or on the bbq, and have a berth (unused) full of a choice of wine.
All the marina "essentials" (powered by shore electric
of course) like A/C, Computer fridge etc, will make my life extremely comfortable. I will also have lots of glue to reseam the inflatable
, lots of spray bottles of GPS
Gleam for polishing and plenty of tools to remove 'stuff' that refuses to perform as it is supposed to, and replace it with "new stuff" with my tools that will work until it becomes "old stuff" and needs doing over again.
At this point you are wondering why your reading this, and all I can say is that its a slow day in clinic..... go figure.
I have narrowed by selection to, and between a Catalac
9 or 10, and a Gemini 105
MC. Ive joined the Gemini
owners club on Yahoo, but am not impressed really because its full of really enthusiastic people reveling in the stories of replacing this and that and how to fix a problem using a winch
and tubes of silicone sealer whilst opening their wallets and extracting large amounts of money
. Ok.. I guess if I owned one it would be useful. I do like the boat and the quirks are known and its not too bad to look at.
Me thinks the Catalac
and the Gemini
come from the same stable of design. Different build quality and other things but each has its its good points. I like them both.
However, I have no experience with Centerboards. I know when they rot
, they are expensive to fix. I know when you leave them down in certain sea conditions you might be kissing your tush goodbye.
I have seen the comments by Mr Woods (whos abilities and experience I respect) that centerboards are really for racing
. He recommends keels for cruising. If you have reached this place in the diatribe, for those with experience in centreboards on the Gemini and also experience in the Catalacs, perhaps you would be so kind as to express an opinion?

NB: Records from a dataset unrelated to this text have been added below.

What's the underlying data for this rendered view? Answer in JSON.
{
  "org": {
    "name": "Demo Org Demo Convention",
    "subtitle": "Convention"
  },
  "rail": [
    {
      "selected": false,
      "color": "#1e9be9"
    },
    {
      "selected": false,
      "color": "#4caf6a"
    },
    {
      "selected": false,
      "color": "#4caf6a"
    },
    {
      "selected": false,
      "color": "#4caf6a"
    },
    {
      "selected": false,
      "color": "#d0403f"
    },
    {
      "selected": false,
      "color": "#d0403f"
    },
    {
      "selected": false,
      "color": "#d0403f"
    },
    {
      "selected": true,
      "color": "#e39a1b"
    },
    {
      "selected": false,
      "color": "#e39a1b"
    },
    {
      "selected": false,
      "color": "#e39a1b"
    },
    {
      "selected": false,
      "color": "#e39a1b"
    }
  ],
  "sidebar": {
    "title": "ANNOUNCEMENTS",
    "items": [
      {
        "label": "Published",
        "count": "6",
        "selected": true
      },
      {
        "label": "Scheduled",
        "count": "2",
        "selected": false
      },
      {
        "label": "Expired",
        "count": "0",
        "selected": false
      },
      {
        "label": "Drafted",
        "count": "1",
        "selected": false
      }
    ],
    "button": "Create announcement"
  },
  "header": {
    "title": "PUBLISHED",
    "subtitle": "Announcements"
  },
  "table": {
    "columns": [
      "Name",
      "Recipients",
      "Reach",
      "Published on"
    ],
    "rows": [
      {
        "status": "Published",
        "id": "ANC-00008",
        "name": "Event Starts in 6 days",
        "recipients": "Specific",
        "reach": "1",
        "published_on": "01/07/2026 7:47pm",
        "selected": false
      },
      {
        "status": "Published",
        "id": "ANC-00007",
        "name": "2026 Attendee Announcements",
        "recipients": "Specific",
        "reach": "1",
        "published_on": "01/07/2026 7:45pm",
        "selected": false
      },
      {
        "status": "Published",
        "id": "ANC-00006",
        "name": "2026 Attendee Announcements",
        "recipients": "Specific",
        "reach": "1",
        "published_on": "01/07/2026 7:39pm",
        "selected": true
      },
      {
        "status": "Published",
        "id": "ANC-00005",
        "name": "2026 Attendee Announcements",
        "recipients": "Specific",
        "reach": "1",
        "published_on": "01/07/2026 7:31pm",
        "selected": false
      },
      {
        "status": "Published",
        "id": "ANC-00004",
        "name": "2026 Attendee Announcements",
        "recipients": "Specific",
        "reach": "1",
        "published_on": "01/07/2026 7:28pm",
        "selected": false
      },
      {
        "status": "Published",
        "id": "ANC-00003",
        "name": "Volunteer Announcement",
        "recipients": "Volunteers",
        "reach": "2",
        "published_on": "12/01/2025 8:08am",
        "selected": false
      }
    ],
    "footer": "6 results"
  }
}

This is the one question that has yet to be answered for me to complete my choice.